Provided records section start

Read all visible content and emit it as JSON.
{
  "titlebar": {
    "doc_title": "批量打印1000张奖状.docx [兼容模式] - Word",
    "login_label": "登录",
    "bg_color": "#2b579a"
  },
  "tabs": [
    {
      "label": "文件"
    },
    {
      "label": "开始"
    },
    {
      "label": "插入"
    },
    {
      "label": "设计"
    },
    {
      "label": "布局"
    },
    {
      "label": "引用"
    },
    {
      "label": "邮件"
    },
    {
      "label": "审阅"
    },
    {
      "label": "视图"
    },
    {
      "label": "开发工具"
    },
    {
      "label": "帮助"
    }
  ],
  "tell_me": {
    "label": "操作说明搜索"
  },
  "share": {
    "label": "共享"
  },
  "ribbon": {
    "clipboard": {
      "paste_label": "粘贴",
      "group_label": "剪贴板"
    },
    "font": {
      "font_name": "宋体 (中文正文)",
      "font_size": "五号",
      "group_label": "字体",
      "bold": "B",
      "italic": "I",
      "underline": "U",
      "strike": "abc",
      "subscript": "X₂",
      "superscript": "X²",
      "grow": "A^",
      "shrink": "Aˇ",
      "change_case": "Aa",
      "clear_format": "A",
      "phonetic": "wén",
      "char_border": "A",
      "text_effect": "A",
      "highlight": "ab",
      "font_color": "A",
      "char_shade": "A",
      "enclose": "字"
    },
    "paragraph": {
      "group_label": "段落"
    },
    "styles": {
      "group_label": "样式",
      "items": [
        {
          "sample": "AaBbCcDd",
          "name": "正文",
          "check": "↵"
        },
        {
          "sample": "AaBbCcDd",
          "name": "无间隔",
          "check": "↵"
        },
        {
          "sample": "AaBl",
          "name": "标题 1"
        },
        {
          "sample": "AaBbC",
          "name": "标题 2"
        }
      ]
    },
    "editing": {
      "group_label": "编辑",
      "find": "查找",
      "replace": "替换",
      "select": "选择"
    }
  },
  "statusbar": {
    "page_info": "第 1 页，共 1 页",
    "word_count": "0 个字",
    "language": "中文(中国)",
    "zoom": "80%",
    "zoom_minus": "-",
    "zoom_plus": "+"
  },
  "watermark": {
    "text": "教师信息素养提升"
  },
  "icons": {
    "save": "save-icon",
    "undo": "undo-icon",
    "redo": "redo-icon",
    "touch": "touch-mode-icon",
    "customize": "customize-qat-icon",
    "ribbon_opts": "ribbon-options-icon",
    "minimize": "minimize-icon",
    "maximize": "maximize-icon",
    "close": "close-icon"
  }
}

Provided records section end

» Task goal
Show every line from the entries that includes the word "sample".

» Answer box
          "sample": "AaBbCcDd",
          "sample": "AaBbCcDd",
          "sample": "AaBl",
          "sample": "AaBbC",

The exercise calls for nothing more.